It seems I’m always starting a new chapter in life. That’s definitely a good thing, considering it means I’m alive and kicking. This new chapter is one of letting go. My baby girl is moving away to Oregon, far away to the opposite coast from where she’s lived all her life. I thought sending her off to college an hour and a half away was traumatic. This is a whole new ball game.
We raise our kids to be independent and self-sufficient with the hopes that they will spread their wings and be happy and successful. I’ve tried my best to do that, but sometimes I wonder if I missed the mark in different areas. Not in how my daughter conducts herself or makes her decisions—just doubts regarding my style of parenting her. I was a single mom when she was going through adolescence and her early teen years, and I had to be tough as nails outside when my heart was soft inside. I tried to find that happy balance and sometimes tipped the scales in being too hard in some decisions and way too easy in others. I wanted to give her everything, but was not financially set to do so at the time. I tried to teach her to love others, be thoughtful and caring, appreciate her family and those who love her, and having a firm foundation in faith. Those areas I pretty much succeeded in, but I’m not sure about the decisions of material items. Did I give too much? Did I give too little? Was making her work for what she wanted the wrong thing to do? Should her stepdad and I have made life easier for her during her college years by providing more? How do we measure how good or bad we are at parenting? I guess there is no measure—the kids either turn out to be decent human beings or they don’t. Is it really that simple?
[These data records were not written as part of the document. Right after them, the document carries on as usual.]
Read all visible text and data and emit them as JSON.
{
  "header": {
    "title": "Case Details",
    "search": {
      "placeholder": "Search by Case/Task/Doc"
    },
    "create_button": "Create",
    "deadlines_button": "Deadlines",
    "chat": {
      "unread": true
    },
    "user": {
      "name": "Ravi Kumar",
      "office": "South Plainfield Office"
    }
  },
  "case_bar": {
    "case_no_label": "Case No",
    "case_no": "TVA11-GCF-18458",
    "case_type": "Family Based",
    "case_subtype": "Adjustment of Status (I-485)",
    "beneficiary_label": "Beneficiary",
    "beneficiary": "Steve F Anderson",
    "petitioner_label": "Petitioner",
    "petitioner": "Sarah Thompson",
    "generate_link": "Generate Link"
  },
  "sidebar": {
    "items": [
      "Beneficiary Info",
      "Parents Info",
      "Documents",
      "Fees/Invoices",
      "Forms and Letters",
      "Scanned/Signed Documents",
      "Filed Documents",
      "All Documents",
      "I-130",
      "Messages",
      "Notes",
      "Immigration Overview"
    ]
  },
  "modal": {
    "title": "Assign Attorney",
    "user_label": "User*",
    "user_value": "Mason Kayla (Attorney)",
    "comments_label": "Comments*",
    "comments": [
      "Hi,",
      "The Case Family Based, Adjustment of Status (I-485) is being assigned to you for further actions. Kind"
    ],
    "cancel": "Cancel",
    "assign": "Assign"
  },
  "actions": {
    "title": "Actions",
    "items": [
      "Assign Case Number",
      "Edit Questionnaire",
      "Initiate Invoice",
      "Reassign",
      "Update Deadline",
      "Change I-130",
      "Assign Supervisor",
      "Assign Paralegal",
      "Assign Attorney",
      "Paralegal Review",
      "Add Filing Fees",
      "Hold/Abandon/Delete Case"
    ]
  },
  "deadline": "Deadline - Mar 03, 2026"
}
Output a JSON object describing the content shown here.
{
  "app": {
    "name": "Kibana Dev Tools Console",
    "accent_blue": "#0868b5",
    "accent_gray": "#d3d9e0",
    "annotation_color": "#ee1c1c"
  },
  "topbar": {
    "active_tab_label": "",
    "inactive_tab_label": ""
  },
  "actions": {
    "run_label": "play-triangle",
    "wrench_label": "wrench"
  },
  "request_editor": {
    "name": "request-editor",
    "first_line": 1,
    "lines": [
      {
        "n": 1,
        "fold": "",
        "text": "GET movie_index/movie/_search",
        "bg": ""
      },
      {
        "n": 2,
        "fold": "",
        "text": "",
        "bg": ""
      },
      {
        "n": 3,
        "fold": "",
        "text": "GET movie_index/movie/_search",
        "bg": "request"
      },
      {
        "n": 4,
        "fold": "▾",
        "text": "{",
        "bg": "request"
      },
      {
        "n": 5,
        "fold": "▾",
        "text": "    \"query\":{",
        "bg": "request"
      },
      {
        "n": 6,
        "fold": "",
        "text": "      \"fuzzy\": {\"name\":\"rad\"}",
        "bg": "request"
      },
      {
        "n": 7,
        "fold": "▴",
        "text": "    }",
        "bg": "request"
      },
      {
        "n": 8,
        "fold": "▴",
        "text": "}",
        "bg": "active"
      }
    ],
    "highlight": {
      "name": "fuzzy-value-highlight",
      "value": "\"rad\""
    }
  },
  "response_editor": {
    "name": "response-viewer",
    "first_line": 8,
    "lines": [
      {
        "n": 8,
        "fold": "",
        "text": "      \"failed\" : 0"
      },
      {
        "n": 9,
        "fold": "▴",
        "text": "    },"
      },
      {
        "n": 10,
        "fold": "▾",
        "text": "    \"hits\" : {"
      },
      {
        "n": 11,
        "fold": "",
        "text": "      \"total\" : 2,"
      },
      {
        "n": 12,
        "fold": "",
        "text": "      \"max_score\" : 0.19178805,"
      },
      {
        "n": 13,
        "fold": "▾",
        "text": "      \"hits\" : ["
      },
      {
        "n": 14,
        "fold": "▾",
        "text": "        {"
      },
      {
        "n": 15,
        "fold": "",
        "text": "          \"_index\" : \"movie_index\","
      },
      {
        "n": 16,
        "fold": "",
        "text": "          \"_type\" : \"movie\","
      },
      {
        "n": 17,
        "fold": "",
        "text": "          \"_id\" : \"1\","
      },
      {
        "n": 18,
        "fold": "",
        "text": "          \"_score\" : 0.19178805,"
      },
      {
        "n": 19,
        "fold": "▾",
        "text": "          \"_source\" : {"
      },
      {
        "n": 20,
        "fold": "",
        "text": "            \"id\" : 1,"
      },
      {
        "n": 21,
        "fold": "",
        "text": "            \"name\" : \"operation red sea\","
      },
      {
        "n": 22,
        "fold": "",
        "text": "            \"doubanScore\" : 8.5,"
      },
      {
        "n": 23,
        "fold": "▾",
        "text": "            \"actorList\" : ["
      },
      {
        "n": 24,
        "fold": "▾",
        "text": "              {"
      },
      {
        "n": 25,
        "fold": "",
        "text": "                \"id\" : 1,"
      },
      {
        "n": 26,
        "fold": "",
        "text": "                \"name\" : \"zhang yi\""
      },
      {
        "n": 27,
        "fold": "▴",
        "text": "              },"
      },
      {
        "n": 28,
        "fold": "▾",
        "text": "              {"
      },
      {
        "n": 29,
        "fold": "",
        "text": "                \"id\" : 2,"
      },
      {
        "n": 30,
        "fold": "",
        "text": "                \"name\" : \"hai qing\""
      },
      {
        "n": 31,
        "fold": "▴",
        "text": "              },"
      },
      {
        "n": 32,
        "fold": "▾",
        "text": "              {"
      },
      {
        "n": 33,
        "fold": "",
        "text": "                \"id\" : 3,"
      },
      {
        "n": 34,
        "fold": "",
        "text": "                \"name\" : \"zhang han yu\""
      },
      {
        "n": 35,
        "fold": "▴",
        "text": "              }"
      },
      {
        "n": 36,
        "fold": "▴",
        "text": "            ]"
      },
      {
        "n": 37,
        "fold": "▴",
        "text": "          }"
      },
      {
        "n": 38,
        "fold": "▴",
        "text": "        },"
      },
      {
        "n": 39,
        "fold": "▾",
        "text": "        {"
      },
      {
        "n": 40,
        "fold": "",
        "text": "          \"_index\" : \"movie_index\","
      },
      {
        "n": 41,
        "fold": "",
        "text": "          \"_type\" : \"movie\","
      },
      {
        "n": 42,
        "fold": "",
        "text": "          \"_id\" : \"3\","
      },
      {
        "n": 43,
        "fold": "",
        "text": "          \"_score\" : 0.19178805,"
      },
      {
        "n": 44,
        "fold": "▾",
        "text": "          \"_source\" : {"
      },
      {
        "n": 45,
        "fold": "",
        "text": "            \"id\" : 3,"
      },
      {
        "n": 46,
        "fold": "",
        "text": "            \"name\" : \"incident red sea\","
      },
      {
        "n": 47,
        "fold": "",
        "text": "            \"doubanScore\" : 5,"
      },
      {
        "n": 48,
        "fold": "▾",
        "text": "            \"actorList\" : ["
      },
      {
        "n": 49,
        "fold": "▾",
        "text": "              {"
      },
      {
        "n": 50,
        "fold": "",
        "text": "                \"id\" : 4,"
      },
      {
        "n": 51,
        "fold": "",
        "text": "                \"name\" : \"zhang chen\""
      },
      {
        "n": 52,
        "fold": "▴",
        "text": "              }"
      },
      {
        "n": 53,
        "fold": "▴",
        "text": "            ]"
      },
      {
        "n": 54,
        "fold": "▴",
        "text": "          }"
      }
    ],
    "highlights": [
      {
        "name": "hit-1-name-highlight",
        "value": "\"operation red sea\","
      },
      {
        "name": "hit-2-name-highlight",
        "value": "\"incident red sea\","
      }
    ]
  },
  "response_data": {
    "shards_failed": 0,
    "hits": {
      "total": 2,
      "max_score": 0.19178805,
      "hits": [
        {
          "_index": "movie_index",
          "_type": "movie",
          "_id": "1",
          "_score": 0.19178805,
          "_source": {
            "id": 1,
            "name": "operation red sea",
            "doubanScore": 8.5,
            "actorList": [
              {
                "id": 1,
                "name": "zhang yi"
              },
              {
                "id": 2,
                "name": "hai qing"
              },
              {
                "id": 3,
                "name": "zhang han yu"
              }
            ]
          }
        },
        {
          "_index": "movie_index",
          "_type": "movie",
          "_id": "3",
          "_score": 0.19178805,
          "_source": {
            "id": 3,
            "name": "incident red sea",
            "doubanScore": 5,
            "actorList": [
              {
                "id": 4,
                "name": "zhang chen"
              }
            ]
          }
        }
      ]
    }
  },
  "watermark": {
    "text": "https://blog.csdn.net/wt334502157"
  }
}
She did turn out to be an awesome, hard-working, and driven young woman. She’s made her way through college with academic scholarships, she’s lived off campus, and maintained a part-time job to cover her rent and personal expenses. She had a little help from her stepdad and me, but she’s mostly done it on her own. She’s never been to jail, didn’t get pregnant, dates a nice young man, and hangs out with a nerdy young crowd all working toward successful futures.
But, about this move to Oregon. I didn’t agree with it at first. It’s way too far away and there is no family in close proximity. All she has is a prestigious internship in her field of study, and she is very excited about it. Seeing her excitement, of course, melted my heart. She’s made up her mind, and she’s going for it. She’s even invited me along for the road trip. Now, that’s cool.
Regarding the move, I tried to give advice on planning ahead. The control freak in me panicked. Where was she going to live? Where was she going to work while doing her internship so she could afford housing? Would her car make the trip there and back? What about state taxes when she works in Oregon? Will she find a doctor that takes our insurance if she needs medical attention? Where will she house her cat? What will she eat?
The poor kid was trying to make it through her last couple weeks of college finals and making preparations to move from one place to another, and my questions were only irritating and stressing her out. I can’t answer these questions for her and I can’t complete the tasks so they are checked off my mental list. So, what is the solution?
After much prayer and some solid advice from my husband, the solution sounded easy, “Mom—butt the heck out.” She is twenty-two. This is her experience. Her entire life from this point on is her own gig. That’s not easy advice for a hover mother to accept, but I’m going to try.
Now, I’m just looking forward to the ride. I’m going to sit in the passenger seat and enjoy the passing terrain of the coast-to-coast trip—literally. I’m looking forward to the one-on-one time with her and enjoying the view of traveling through places we’ve never been—on her terms, not mine. I trust her. She’s got this. She’ll be seeing this as a fresh new adventure. I’ll be seeing it as a severing of the umbilical cord. All in all, it will be a very good thing for both of us. It’s always a good thing to start a new chapter.